Trying something new is often a top goal for a new year. Considering the ever growing crowds, incredible traffic and skyrocketing costs at Colorado downhill resorts, this may be the year you want to give Nordic a go.
Nordic skiing, also known as cross-country or backcountry skiing, is a popular winter sport involving long, narrow skis to travel over snow-covered terrain. Nordic skiing is typically done on groomed trails or in backcountry areas and can make for an excellent alternative to Alpine downhill skiing.
Invigorating Outdoor Exercise For All
Nordic skiing can be a great way to appreciate nature’s beauty and view the surrounding mountains. Many Nordic ski trails are found in serene, beautiful settings, allowing skiers to escape the crowds and take in the serenity of the wilderness. In addition, Nordic skiing’s slower tempo allows people more time to take in the scenery and enjoy the fresh air and sunshine.
Nordic skiing provides a full-body cardio workout, making it perfect for those looking to combine effective exercise with being outdoors—even in the winter. Skiing’s fluid, gliding motion works the muscles in the legs, arms, and core, and its moderate to high intensity can help burn calories and increase cardiovascular fitness. Compared to downhill skiing, Nordic skiing is also a low-impact activity that puts less stress on the joints. This makes it a viable option for folks who want intense outdoor exercise without aggravating pre-existing injuries.
Getting Started With Nordic Skiing
Depending on the terrain and your preference, Nordic skiing can be done on classic or skate skis. Skate skiing involves using a wider ski and pushing off with the inside edge of the ski to propel oneself forward. Your other option is classic skiing which requires making a diagonal stride and using a wax or grip wax to provide traction on the snow.
“No-wax skis” are frequently the best choice for those just starting out. These skis have a base specially made to prevent skiers from sliding backward while they work their way up hills. New cross-country skiers will find them a quick and simple option because they may be worn with or without wax.
Equally important are the pole and boot selections. Skate skiing requires poles that extend all the way up to the skier’s chin, while the classic style calls for poles that reach up to the center of the chest. Boots should extend past the ankle to provide both warmth and security.
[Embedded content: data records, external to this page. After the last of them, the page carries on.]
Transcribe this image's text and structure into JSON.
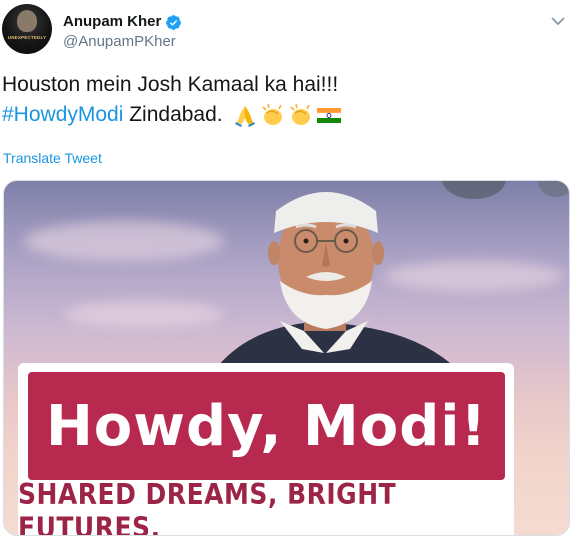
{
  "tweet": {
    "author": {
      "display_name": "Anupam Kher",
      "handle": "@AnupamPKher",
      "verified": true,
      "avatar_text": "UNEXPECTEDLY"
    },
    "text": {
      "line1": "Houston mein Josh Kamaal ka hai!!!",
      "hashtag": "#HowdyModi",
      "line2_rest": " Zindabad. ",
      "emojis": [
        "folded-hands",
        "clapping-hands",
        "clapping-hands",
        "india-flag"
      ]
    },
    "translate_label": "Translate Tweet",
    "media": {
      "sign_title": "Howdy, Modi!",
      "sign_subtitle": "SHARED DREAMS, BRIGHT FUTURES."
    }
  },
  "colors": {
    "link": "#1b95e0",
    "text": "#14171a",
    "secondary": "#657786",
    "sign_red": "#b7294f"
  }
}
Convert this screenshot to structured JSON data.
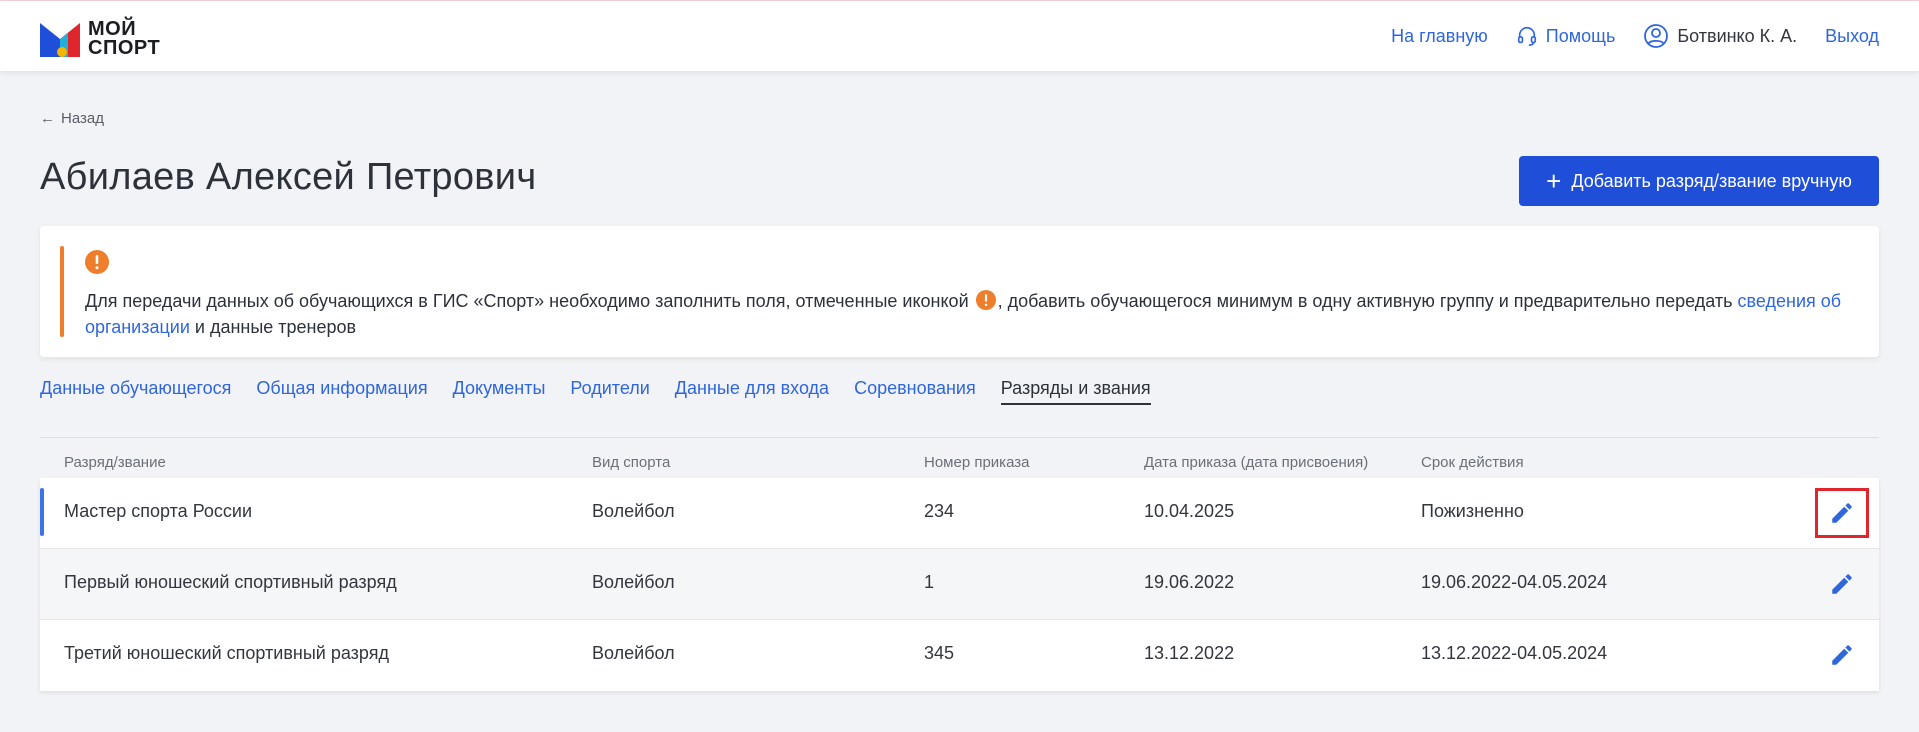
{
  "header": {
    "logo_line1": "МОЙ",
    "logo_line2": "СПОРТ",
    "home_label": "На главную",
    "help_label": "Помощь",
    "user_name": "Ботвинко К. А.",
    "logout_label": "Выход"
  },
  "back_label": "Назад",
  "page_title": "Абилаев Алексей Петрович",
  "add_button_label": "Добавить разряд/звание вручную",
  "notice": {
    "text_before_icon": "Для передачи данных об обучающихся в ГИС «Спорт» необходимо заполнить поля, отмеченные иконкой ",
    "text_after_icon": ", добавить обучающегося минимум в одну активную группу и предварительно передать ",
    "link_text": "сведения об организации",
    "text_end": " и данные тренеров"
  },
  "tabs": [
    {
      "label": "Данные обучающегося"
    },
    {
      "label": "Общая информация"
    },
    {
      "label": "Документы"
    },
    {
      "label": "Родители"
    },
    {
      "label": "Данные для входа"
    },
    {
      "label": "Соревнования"
    },
    {
      "label": "Разряды и звания",
      "active": true
    }
  ],
  "table": {
    "headers": [
      "Разряд/звание",
      "Вид спорта",
      "Номер приказа",
      "Дата приказа (дата присвоения)",
      "Срок действия"
    ],
    "rows": [
      [
        "Мастер спорта России",
        "Волейбол",
        "234",
        "10.04.2025",
        "Пожизненно"
      ],
      [
        "Первый юношеский спортивный разряд",
        "Волейбол",
        "1",
        "19.06.2022",
        "19.06.2022-04.05.2024"
      ],
      [
        "Третий юношеский спортивный разряд",
        "Волейбол",
        "345",
        "13.12.2022",
        "13.12.2022-04.05.2024"
      ]
    ]
  },
  "icons": {
    "edit": "pencil-icon",
    "warning": "exclamation-icon",
    "help": "headset-icon",
    "user": "user-circle-icon",
    "back": "arrow-left-icon",
    "add": "plus-icon"
  },
  "colors": {
    "accent": "#2f66dc",
    "primary_button": "#1f4fd8",
    "warning": "#ee7d2c",
    "highlight": "#e0262d"
  }
}
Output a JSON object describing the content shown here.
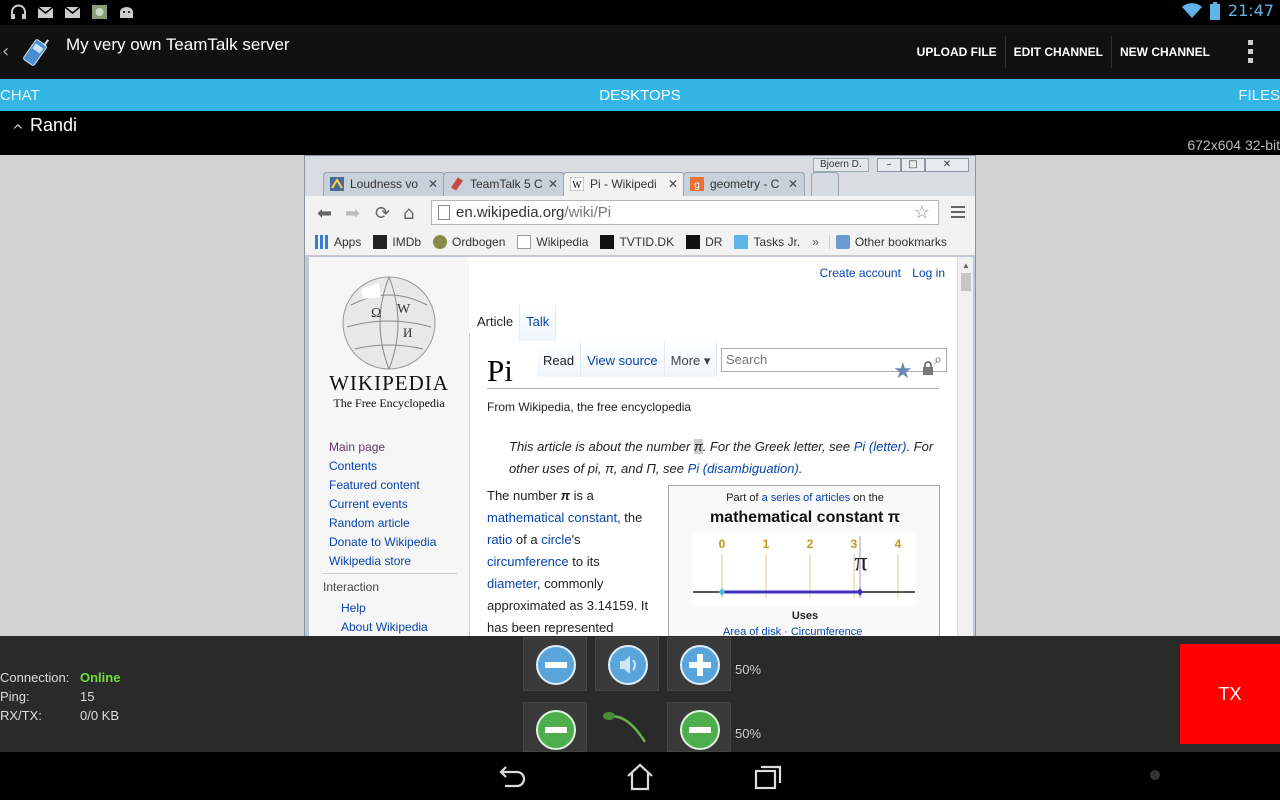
{
  "status_bar": {
    "time": "21:47"
  },
  "action_bar": {
    "title": "My very own TeamTalk server",
    "actions": [
      "UPLOAD FILE",
      "EDIT CHANNEL",
      "NEW CHANNEL"
    ]
  },
  "tabs": {
    "left": "CHAT",
    "center": "DESKTOPS",
    "right": "FILES"
  },
  "desktop": {
    "user": "Randi",
    "resolution": "672x604 32-bit",
    "window_user_badge": "Bjoern D.",
    "browser_tabs": [
      "Loudness vo",
      "TeamTalk 5 C",
      "Pi - Wikipedi",
      "geometry - C"
    ],
    "url_host": "en.wikipedia.org",
    "url_path": "/wiki/Pi",
    "bookmarks": [
      "Apps",
      "IMDb",
      "Ordbogen",
      "Wikipedia",
      "TVTID.DK",
      "DR",
      "Tasks Jr."
    ],
    "bookmarks_more": "»",
    "bookmarks_other": "Other bookmarks",
    "page": {
      "wordmark": "WIKIPEDIA",
      "tagline": "The Free Encyclopedia",
      "nav": [
        "Main page",
        "Contents",
        "Featured content",
        "Current events",
        "Random article",
        "Donate to Wikipedia",
        "Wikipedia store"
      ],
      "interaction_header": "Interaction",
      "interaction": [
        "Help",
        "About Wikipedia"
      ],
      "personal": [
        "Create account",
        "Log in"
      ],
      "ns_tabs": [
        "Article",
        "Talk"
      ],
      "view_tabs": [
        "Read",
        "View source",
        "More"
      ],
      "search_placeholder": "Search",
      "title": "Pi",
      "from": "From Wikipedia, the free encyclopedia",
      "hatnote": {
        "t1": "This article is about the number ",
        "sym": "π",
        "t2": ". For the Greek letter, see ",
        "l1": "Pi (letter)",
        "t3": ". For other uses of pi, π, and Π, see ",
        "l2": "Pi (disambiguation)",
        "t4": "."
      },
      "para": {
        "t1": "The number ",
        "sym": "π",
        "t2": " is a ",
        "l1": "mathematical constant",
        "t3": ", the ",
        "l2": "ratio",
        "t4": " of a ",
        "l3": "circle",
        "t5": "'s ",
        "l4": "circumference",
        "t6": " to its ",
        "l5": "diameter",
        "t7": ", commonly approximated as 3.14159. It has been represented"
      },
      "infobox": {
        "part_prefix": "Part of ",
        "part_link": "a series of articles",
        "part_suffix": " on the",
        "title": "mathematical constant π",
        "ticks": [
          "0",
          "1",
          "2",
          "3",
          "4"
        ],
        "pi_symbol": "π",
        "uses": "Uses",
        "uses_links": "Area of disk · Circumference"
      }
    }
  },
  "connection": {
    "label": "Connection:",
    "status": "Online",
    "ping_label": "Ping:",
    "ping": "15",
    "rxtx_label": "RX/TX:",
    "rxtx": "0/0 KB"
  },
  "volume": {
    "output_percent": "50%",
    "input_percent": "50%"
  },
  "tx_label": "TX"
}
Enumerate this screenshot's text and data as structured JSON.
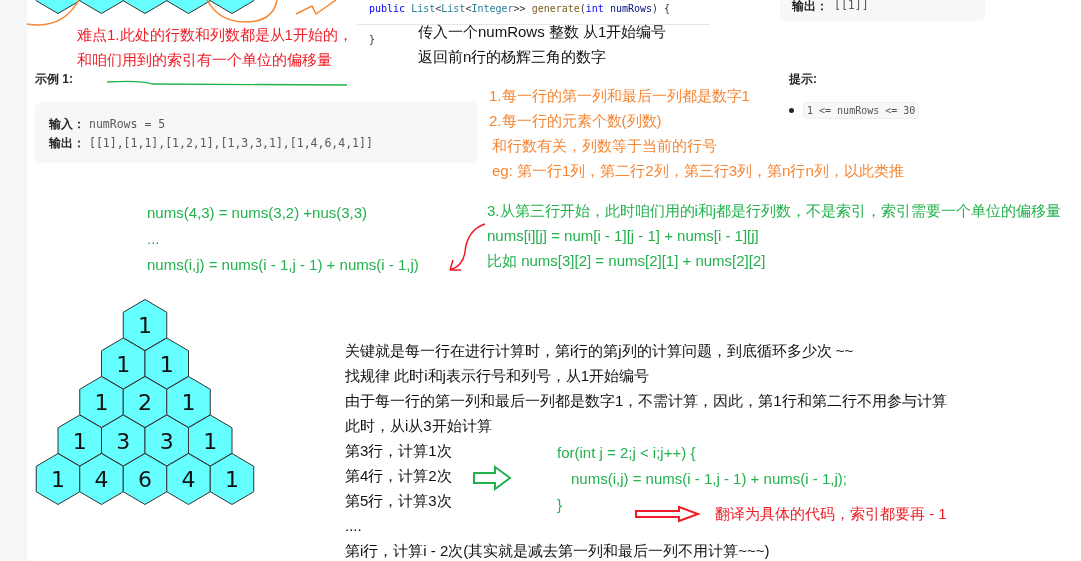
{
  "top_example_output": {
    "label": "输出：",
    "value": "[[1]]"
  },
  "signature": {
    "lines": [
      [
        {
          "kind": "keyword",
          "text": "public "
        },
        {
          "kind": "type",
          "text": "List"
        },
        {
          "kind": "plain",
          "text": "<"
        },
        {
          "kind": "type",
          "text": "List"
        },
        {
          "kind": "plain",
          "text": "<"
        },
        {
          "kind": "type",
          "text": "Integer"
        },
        {
          "kind": "plain",
          "text": ">> "
        },
        {
          "kind": "function",
          "text": "generate"
        },
        {
          "kind": "plain",
          "text": "("
        },
        {
          "kind": "keyword",
          "text": "int "
        },
        {
          "kind": "param",
          "text": "numRows"
        },
        {
          "kind": "plain",
          "text": ") {"
        }
      ],
      [
        {
          "kind": "plain",
          "text": "}"
        }
      ]
    ]
  },
  "difficulty_note": [
    "难点1.此处的行数和列数都是从1开始的，",
    "和咱们用到的索引有一个单位的偏移量"
  ],
  "description_note": [
    "传入一个numRows 整数 从1开始编号",
    "返回前n行的杨辉三角的数字"
  ],
  "example": {
    "title": "示例 1:",
    "input_label": "输入：",
    "input": "numRows = 5",
    "output_label": "输出：",
    "output": "[[1],[1,1],[1,2,1],[1,3,3,1],[1,4,6,4,1]]"
  },
  "hints": {
    "title": "提示:",
    "items": [
      "1 <= numRows <= 30"
    ]
  },
  "rule_notes": [
    "1.每一行的第一列和最后一列都是数字1",
    "2.每一行的元素个数(列数)",
    "和行数有关，列数等于当前的行号",
    "eg: 第一行1列，第二行2列，第三行3列，第n行n列，以此类推"
  ],
  "formulas": [
    "nums(4,3) = nums(3,2) +nus(3,3)",
    "...",
    "nums(i,j) = nums(i - 1,j - 1) + nums(i - 1,j)"
  ],
  "index_notes": [
    "3.从第三行开始，此时咱们用的i和j都是行列数，不是索引，索引需要一个单位的偏移量",
    "nums[i][j] = num[i - 1][j - 1] + nums[i - 1][j]",
    "比如 nums[3][2] = nums[2][1] + nums[2][2]"
  ],
  "pyramid": [
    [
      "1"
    ],
    [
      "1",
      "1"
    ],
    [
      "1",
      "2",
      "1"
    ],
    [
      "1",
      "3",
      "3",
      "1"
    ],
    [
      "1",
      "4",
      "6",
      "4",
      "1"
    ]
  ],
  "explanation": [
    "关键就是每一行在进行计算时，第i行的第j列的计算问题，到底循环多少次 ~~",
    "找规律 此时i和j表示行号和列号，从1开始编号",
    "由于每一行的第一列和最后一列都是数字1，不需计算，因此，第1行和第二行不用参与计算",
    "此时，从i从3开始计算",
    "第3行，计算1次",
    "第4行，计算2次",
    "第5行，计算3次",
    "....",
    "第i行，计算i - 2次(其实就是减去第一列和最后一列不用计算~~~)"
  ],
  "loop_code": [
    "for(int j = 2;j < i;j++) {",
    "nums(i,j) = nums(i - 1,j - 1) + nums(i - 1,j);",
    "}"
  ],
  "translate_note": "翻译为具体的代码，索引都要再 - 1"
}
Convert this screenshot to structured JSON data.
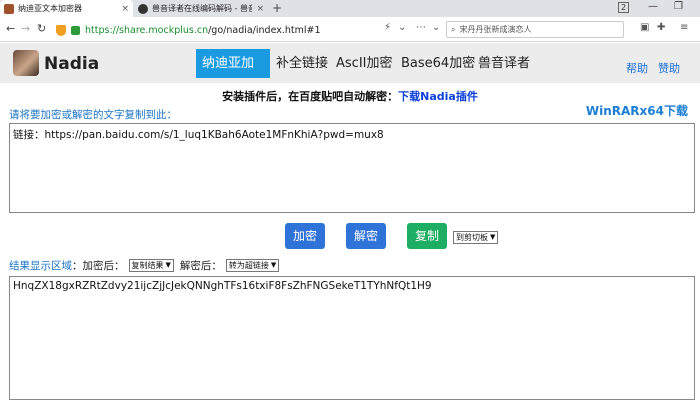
{
  "browser": {
    "tabs": [
      {
        "title": "纳迪亚文本加密器",
        "close": "×"
      },
      {
        "title": "兽音译者在线编码解码 - 兽音…",
        "close": "×"
      }
    ],
    "new_tab": "+",
    "window_buttons": [
      "2",
      "—",
      "❐"
    ],
    "url_host": "https://share.mockplus.cn",
    "url_path": "/go/nadia/index.html#1",
    "search_placeholder": "宋丹丹张新成演恋人"
  },
  "header": {
    "logo_text": "Nadia",
    "nav_tabs": [
      {
        "label": "纳迪亚加密",
        "active": true
      },
      {
        "label": "补全链接",
        "active": false
      },
      {
        "label": "AscII加密",
        "active": false
      },
      {
        "label": "Base64加密",
        "active": false
      },
      {
        "label": "兽音译者",
        "active": false
      }
    ],
    "help": "帮助",
    "sponsor": "赞助"
  },
  "content": {
    "notice_text": "安装插件后，在百度贴吧自动解密：",
    "notice_link": "下载Nadia插件",
    "prompt": "请将要加密或解密的文字复制到此：",
    "winrar_link": "WinRARx64下载",
    "input_value": "链接：https://pan.baidu.com/s/1_luq1KBah6Aote1MFnKhiA?pwd=mux8",
    "buttons": {
      "encrypt": "加密",
      "decrypt": "解密",
      "copy": "复制"
    },
    "copy_target": "到剪切板",
    "result_label": "结果显示区域",
    "after_encrypt_label": "：加密后：",
    "after_encrypt_option": "复制结果",
    "after_decrypt_label": "解密后：",
    "after_decrypt_option": "转为超链接",
    "output_value": "HnqZX18gxRZRtZdvy21ijcZjJcJekQNNghTFs16txiF8FsZhFNGSekeT1TYhNfQt1H9"
  }
}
As with many sports that rely on having the right accessories, it’s recommended that beginners rent their equipment first to make sure Nordic skiing is the right sport for them. That said, Nordic skiing is not an overly expensive sport. The starting equipment is often less costly than what would be required for downhill skiing.
Nordic Skiing In NoCo
In northern Colorado, many Nordic ski areas have groomed trails. These trails feature packed snow perfect for cross-country travel, which means beginners have an easier time picking up the sport. Packed trails are often simple to navigate and maintain control on while following.
But where to go?
Fortunately, Northern Colorado also has a wealth of parks and trails suitable for Nordic skiers of all levels. Some places to check out include:
- Blue Lake Trail
- Collindale Golf Course
- Fort Collins City Park Nine Golf Course
- Horsetooth Mountain Open Space
- Lory State Park
- Meadows Trail through the Neota Wilderness Area
- Michigan Ditch
- Ron Stewart Preserve at Rabbit Mountain
- Heil Valley Ranch
- Spring Canyon Park
- Southridge Golf Course
- Zimmerman Lake Loop Trail
You’ll want to look up these locations and others online to see if there are any fees or restrictions you need to be aware of in advance. Also, remember that Colorado is a state where outdoor sports are hugely popular. If you want to avoid crowds, arriving early is often best.
If you’re looking for an all-encompassing Nordic skiing experience, you could also check out the Eldora Nordic Center (eldora.com) in Nederland. In addition to a fantastic trail system, the Eldora Nordic Center offers rentals and season passes so all you have to do is show up. Group lessons for kids and adults, are available for those who would prefer not to “self-teach.” Private classes can be scheduled in advance for those who want a little more personal attention. Their fully-stocked retail store is set up to fulfill all your cross-country skiing needs.
If you’re looking to hit other trails and parks for your cross-country experiences, Angles Ski, Board, & Fly Shop (anglessports.com/) in Longmont offers cross country equipment rentals locally, so you don’t have to make a huge investment in equipment to try it out.
They also sell all-terrain (AT) equipment for downhill skiers who want to adapt the skis they already own for use in the backcountry.
You can also learn more about Nordic skiing and recommendations for lessons and local trails via the Colorado Cross Country Skiing Association (coloradocrosscountry.com).
As much fun as downhill skiing can be, Nordic skiing has much to offer as a fun and enjoyable winter activity that provides a variety of benefits, including a full-body workout while enjoying some of Colorado’s best scenery.
If you’re frustrated by the cost and crowds at the downhill slopes, it may be time to give cross country a go.
— By John Teehan for LONGMONT MAGAZINE